The world economy is providing an expanding global opportunity set for PE investing. At the same time, we believe a broadly inclusive, top-down, globally diversified strategy may be less appropriate for private equity than for public equity investing. In our view, investors are best served by a more selective, market-by-market, deal-by-deal, bottom-up approach to PE investing, allowing identification of the best opportunities wherever they reside. Our focus outside the U.S. continues to be on the key private equity markets—Europe, China and, selectively, India—and the high growth areas within them.

Technological innovation and disruption

Finally, an unrelenting wave of technological innovation and adoption is giving rise to an array of new business ventures hardly imaginable a decade ago. These innovations are improving efficiencies, disrupting businesses and transforming traditional modes of communication—a fundamental shift we expect to continue. We see particular opportunities in rapidly changing e-commerce and in cybersecurity—a non-discretionary technology expenditure for many.

Such game-changing innovations are far more likely to be conceived and nurtured as start-ups than as homegrown businesses within mature public firms. And many of these ventures are choosing to remain private longer5—due in part to a greater availability of private equity financing and the costs and regulatory constraints involved in going public. Exposure to these technological innovation-driven growth opportunities is getting harder and harder to achieve through public equity markets.6 However, venture capital investing is risky and there are many failures; that makes expertise in specific technology sectors and access to early-stage companies with leading entrepreneurs critical to successful investing.

In short, private equity investors can’t ignore the macro environment—the length of the current recovery and the stores of dry powder seeking investment opportunities, now approaching $1 trillion.7 In our view, particularly within the small to midsize corporate finance market, valuations may not yet be as concerning as they were near their 2006–07 peak. But timing private equity markets is extremely difficult. Now, as always, skillful, disciplined investing at a measured pace over time remains the key to meeting return objectives.

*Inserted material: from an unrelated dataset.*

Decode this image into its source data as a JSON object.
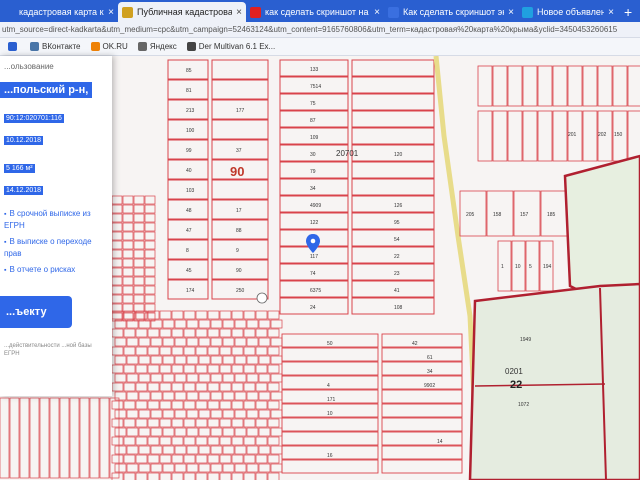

1 Average pension return assumptions from Public Plans Data-the Center for Retirement Research at Boston College and the Center for State and Local Government Excellence, as of September, 2018; endowments and foundations (E&F) return target estimated by J.P. Morgan Asset Management; 8% = spending rule (5%) + inflation (2% based on J.P. Morgan’s 2019 Long-Term Capital Market Assumptions) + management fees (1%).
2 2019 Long-Term Capital Market Assumptions, J.P. Morgan Asset Management; data as of September 30, 2018.
3 On a global basis, distributions to PE limited partners exceeded contributions in each year from 2011 through 1H 2017. Cambridge Associates Private Investment Database, 1H 2017. See Figure 1.16. 
4 For example, purchase price multiples for deals below USD 200 million averaged 7.5x vs. 9.9x for the overall buyout market, for the 10 years ended June 30, 2018. Akerman Q3 2018 Perspectives RW Insurance; PitchBook, data as of June 30, 2018. 
5 During the period 1996-2000, the average company completing an initial public offering (IPO) was 6 years old at the time of the offering. In the early 2000s, the average age rose to 8 years. Following the financial crisis, it increased to 10 years.
6 For example, from 1997 to 2017 the number of U.S. listed companies declined from roughly 7,900 to 4,300 (Standard & Poors, September 9, 2018). In contrast, the number of venture capital (VC) deals involving start-up firms valued at over USD 1 billion (i.e., “unicorns”) rose from fewer than 10 in 2007 to 75 in 2017. Unicorn Report 2018, PitchBook; data as of August 1, 2018.
7 PitchBook, data as of September 2018.








Private Equity